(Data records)
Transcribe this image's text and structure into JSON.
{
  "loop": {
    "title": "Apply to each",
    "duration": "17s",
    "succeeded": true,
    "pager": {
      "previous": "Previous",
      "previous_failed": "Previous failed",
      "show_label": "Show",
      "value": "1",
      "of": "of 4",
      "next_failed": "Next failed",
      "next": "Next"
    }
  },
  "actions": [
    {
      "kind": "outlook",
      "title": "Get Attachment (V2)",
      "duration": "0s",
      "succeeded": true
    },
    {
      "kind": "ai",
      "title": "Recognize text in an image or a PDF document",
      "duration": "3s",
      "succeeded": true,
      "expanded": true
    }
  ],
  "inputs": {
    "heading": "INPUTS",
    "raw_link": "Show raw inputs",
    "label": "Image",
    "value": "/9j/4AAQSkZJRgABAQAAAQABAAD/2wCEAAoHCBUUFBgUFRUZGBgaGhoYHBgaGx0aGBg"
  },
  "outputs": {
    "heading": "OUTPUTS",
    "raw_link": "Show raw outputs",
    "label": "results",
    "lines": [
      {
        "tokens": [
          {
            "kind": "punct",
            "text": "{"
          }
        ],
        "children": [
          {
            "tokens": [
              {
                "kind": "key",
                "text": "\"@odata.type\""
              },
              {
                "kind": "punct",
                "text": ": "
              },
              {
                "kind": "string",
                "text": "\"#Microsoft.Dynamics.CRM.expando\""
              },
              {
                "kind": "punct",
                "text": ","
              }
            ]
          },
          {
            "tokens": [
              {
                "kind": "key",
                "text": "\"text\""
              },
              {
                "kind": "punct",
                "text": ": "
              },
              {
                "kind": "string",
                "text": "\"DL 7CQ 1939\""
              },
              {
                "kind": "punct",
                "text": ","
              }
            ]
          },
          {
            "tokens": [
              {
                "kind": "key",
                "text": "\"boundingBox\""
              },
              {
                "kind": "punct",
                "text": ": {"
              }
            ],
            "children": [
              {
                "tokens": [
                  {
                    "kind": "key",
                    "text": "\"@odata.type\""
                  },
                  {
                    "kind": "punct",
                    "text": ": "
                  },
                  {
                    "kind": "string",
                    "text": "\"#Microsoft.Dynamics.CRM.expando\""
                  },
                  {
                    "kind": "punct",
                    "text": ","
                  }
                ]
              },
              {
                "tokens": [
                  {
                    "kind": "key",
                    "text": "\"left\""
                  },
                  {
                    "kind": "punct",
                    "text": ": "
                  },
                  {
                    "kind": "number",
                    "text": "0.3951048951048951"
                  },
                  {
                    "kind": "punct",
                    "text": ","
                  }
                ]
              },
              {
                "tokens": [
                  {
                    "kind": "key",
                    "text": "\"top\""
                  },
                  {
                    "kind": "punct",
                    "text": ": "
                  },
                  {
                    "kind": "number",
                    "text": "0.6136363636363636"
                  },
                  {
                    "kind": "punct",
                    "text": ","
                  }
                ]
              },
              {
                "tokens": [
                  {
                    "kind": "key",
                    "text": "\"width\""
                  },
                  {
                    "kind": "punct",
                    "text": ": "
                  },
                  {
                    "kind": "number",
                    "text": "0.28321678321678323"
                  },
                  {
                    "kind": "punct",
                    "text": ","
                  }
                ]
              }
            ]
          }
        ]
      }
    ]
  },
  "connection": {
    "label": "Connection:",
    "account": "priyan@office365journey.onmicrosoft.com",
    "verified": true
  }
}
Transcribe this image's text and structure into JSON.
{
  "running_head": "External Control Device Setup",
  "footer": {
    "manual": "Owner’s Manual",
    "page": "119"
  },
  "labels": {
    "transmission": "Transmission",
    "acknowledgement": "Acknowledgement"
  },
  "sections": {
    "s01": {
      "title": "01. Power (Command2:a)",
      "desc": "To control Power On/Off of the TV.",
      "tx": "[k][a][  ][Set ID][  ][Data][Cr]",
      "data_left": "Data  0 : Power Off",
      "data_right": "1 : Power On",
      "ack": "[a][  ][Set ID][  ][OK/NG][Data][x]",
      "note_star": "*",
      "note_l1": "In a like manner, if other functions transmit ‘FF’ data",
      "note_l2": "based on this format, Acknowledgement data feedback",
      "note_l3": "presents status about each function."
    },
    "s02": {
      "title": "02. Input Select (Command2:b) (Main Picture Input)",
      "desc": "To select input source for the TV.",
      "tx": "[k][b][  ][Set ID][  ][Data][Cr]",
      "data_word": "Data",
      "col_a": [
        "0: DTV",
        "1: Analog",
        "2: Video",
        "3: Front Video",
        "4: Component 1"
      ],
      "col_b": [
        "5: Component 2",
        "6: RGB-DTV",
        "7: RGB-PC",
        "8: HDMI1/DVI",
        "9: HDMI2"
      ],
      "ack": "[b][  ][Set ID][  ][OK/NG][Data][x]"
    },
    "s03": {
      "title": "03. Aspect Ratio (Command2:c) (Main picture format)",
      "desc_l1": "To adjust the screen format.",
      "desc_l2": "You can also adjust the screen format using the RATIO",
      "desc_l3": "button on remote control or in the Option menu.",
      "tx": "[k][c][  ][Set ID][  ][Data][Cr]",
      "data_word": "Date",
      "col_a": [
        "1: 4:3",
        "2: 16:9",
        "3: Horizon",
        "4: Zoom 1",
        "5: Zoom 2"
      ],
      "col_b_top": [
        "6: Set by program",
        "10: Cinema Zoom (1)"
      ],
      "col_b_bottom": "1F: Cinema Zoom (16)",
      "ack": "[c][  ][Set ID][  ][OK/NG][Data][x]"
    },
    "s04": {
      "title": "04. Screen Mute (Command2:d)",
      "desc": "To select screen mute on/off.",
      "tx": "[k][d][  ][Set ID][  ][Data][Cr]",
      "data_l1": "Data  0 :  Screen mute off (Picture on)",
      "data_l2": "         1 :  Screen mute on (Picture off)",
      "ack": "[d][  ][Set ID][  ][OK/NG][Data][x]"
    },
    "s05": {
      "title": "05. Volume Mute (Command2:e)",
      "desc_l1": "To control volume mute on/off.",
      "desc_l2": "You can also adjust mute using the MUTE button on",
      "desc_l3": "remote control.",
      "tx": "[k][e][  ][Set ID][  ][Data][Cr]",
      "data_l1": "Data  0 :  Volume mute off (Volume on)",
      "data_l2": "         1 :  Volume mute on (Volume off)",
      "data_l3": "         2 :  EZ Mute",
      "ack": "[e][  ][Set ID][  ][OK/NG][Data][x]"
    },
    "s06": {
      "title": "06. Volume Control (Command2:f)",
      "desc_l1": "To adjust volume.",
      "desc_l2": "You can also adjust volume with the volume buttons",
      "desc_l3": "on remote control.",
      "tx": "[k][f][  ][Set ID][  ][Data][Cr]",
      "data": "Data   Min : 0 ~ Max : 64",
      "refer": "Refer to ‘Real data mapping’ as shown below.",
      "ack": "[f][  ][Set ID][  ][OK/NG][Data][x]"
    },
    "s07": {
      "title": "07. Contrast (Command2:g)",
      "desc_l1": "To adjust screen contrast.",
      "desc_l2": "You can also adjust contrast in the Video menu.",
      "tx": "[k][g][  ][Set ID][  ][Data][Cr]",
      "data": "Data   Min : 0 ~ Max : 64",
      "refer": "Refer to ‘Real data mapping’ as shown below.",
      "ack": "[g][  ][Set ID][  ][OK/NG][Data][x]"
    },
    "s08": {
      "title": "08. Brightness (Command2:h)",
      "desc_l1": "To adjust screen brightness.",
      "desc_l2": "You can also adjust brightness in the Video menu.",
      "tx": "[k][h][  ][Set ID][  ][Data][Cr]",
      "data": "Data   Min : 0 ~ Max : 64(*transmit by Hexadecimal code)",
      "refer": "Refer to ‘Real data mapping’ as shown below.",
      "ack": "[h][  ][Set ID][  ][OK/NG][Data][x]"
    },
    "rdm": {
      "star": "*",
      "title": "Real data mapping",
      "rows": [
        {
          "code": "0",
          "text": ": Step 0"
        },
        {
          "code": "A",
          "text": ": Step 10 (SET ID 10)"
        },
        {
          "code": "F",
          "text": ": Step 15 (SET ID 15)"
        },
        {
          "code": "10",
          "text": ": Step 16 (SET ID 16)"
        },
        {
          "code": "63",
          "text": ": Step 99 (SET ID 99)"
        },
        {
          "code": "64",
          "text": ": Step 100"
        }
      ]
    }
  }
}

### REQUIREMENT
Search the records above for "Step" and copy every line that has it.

### RESPONSE BOX
          "text": ": Step 0"
          "text": ": Step 10 (SET ID 10)"
          "text": ": Step 15 (SET ID 15)"
          "text": ": Step 16 (SET ID 16)"
          "text": ": Step 99 (SET ID 99)"
          "text": ": Step 100"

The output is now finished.